Entries from a dataset of interfaces

________________________________________

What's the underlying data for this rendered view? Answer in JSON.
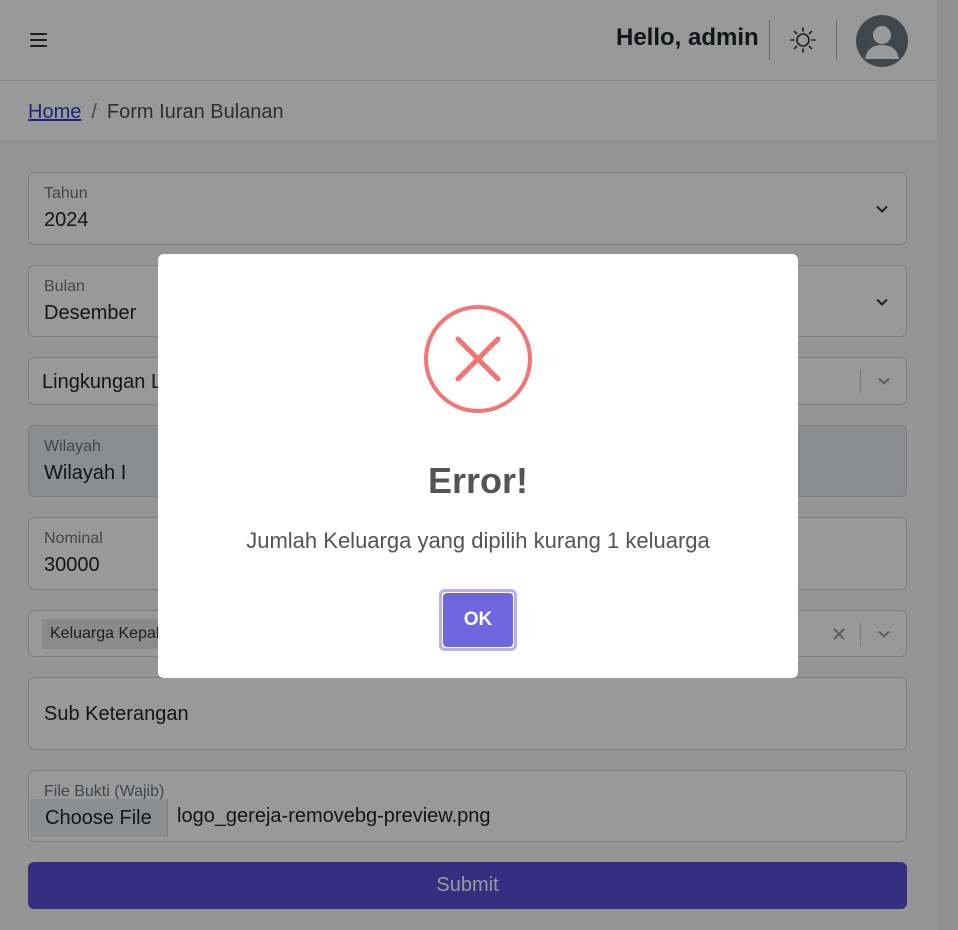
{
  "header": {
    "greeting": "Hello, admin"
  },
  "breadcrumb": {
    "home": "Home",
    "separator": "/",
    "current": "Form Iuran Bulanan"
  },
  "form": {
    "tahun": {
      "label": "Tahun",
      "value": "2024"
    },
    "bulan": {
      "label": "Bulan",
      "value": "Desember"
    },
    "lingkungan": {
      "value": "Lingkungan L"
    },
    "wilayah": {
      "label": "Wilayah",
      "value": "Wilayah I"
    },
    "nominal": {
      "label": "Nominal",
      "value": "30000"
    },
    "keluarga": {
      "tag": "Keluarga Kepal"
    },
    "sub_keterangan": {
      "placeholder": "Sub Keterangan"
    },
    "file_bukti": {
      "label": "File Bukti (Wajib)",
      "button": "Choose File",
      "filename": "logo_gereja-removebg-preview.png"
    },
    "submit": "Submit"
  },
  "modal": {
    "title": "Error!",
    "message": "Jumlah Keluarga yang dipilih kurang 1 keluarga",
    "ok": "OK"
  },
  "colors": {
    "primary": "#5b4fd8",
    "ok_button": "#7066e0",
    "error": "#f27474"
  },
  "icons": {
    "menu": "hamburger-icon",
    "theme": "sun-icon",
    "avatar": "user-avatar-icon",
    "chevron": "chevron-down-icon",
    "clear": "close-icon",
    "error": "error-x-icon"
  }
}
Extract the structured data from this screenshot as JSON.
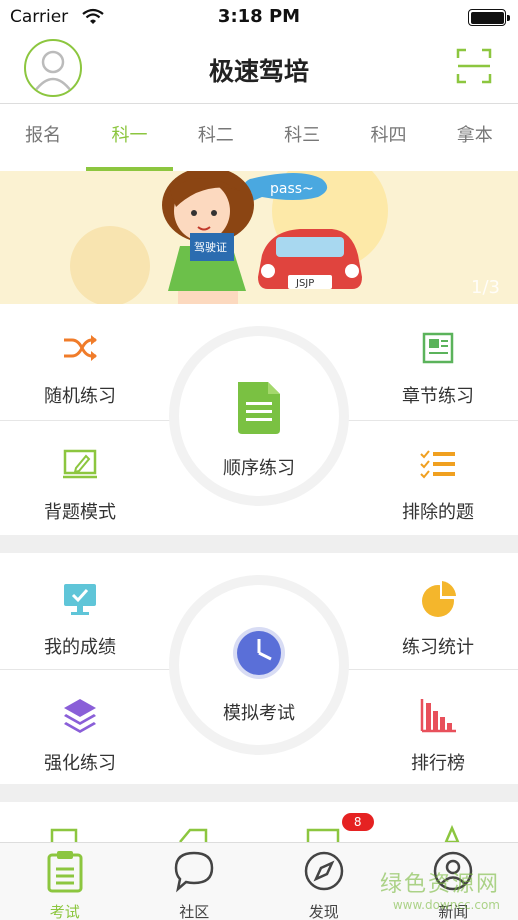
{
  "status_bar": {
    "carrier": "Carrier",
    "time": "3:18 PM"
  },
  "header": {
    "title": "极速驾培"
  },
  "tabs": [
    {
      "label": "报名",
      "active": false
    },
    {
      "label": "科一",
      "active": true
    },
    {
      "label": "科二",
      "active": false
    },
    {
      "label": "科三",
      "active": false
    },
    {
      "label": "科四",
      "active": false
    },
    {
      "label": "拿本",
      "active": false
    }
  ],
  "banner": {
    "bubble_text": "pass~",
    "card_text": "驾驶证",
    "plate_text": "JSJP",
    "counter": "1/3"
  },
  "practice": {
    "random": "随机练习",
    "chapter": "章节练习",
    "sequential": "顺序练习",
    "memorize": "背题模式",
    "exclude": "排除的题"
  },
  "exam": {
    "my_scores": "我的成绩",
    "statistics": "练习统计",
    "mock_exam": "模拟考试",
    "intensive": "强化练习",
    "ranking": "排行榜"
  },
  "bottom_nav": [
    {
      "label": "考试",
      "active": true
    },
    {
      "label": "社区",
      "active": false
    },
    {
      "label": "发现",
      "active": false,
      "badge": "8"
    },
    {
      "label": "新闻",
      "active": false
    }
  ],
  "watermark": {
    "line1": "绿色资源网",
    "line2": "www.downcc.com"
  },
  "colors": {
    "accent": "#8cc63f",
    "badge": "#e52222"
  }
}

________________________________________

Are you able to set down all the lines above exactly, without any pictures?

What's the underlying data for this rendered view? Answer in JSON.
{
  "header": {
    "greeting": "Hello, admin"
  },
  "breadcrumb": {
    "home": "Home",
    "separator": "/",
    "current": "Form Iuran Bulanan"
  },
  "form": {
    "tahun": {
      "label": "Tahun",
      "value": "2024"
    },
    "bulan": {
      "label": "Bulan",
      "value": "Desember"
    },
    "lingkungan": {
      "value": "Lingkungan L"
    },
    "wilayah": {
      "label": "Wilayah",
      "value": "Wilayah I"
    },
    "nominal": {
      "label": "Nominal",
      "value": "30000"
    },
    "keluarga": {
      "tag": "Keluarga Kepal"
    },
    "sub_keterangan": {
      "placeholder": "Sub Keterangan"
    },
    "file_bukti": {
      "label": "File Bukti (Wajib)",
      "button": "Choose File",
      "filename": "logo_gereja-removebg-preview.png"
    },
    "submit": "Submit"
  },
  "modal": {
    "title": "Error!",
    "message": "Jumlah Keluarga yang dipilih kurang 1 keluarga",
    "ok": "OK"
  },
  "colors": {
    "primary": "#5b4fd8",
    "ok_button": "#7066e0",
    "error": "#f27474"
  },
  "icons": {
    "menu": "hamburger-icon",
    "theme": "sun-icon",
    "avatar": "user-avatar-icon",
    "chevron": "chevron-down-icon",
    "clear": "close-icon",
    "error": "error-x-icon"
  }
}
Extract the structured data from this screenshot as JSON.
{
  "status_bar": {
    "carrier": "Carrier",
    "time": "3:18 PM"
  },
  "header": {
    "title": "极速驾培"
  },
  "tabs": [
    {
      "label": "报名",
      "active": false
    },
    {
      "label": "科一",
      "active": true
    },
    {
      "label": "科二",
      "active": false
    },
    {
      "label": "科三",
      "active": false
    },
    {
      "label": "科四",
      "active": false
    },
    {
      "label": "拿本",
      "active": false
    }
  ],
  "banner": {
    "bubble_text": "pass~",
    "card_text": "驾驶证",
    "plate_text": "JSJP",
    "counter": "1/3"
  },
  "practice": {
    "random": "随机练习",
    "chapter": "章节练习",
    "sequential": "顺序练习",
    "memorize": "背题模式",
    "exclude": "排除的题"
  },
  "exam": {
    "my_scores": "我的成绩",
    "statistics": "练习统计",
    "mock_exam": "模拟考试",
    "intensive": "强化练习",
    "ranking": "排行榜"
  },
  "bottom_nav": [
    {
      "label": "考试",
      "active": true
    },
    {
      "label": "社区",
      "active": false
    },
    {
      "label": "发现",
      "active": false,
      "badge": "8"
    },
    {
      "label": "新闻",
      "active": false
    }
  ],
  "watermark": {
    "line1": "绿色资源网",
    "line2": "www.downcc.com"
  },
  "colors": {
    "accent": "#8cc63f",
    "badge": "#e52222"
  }
}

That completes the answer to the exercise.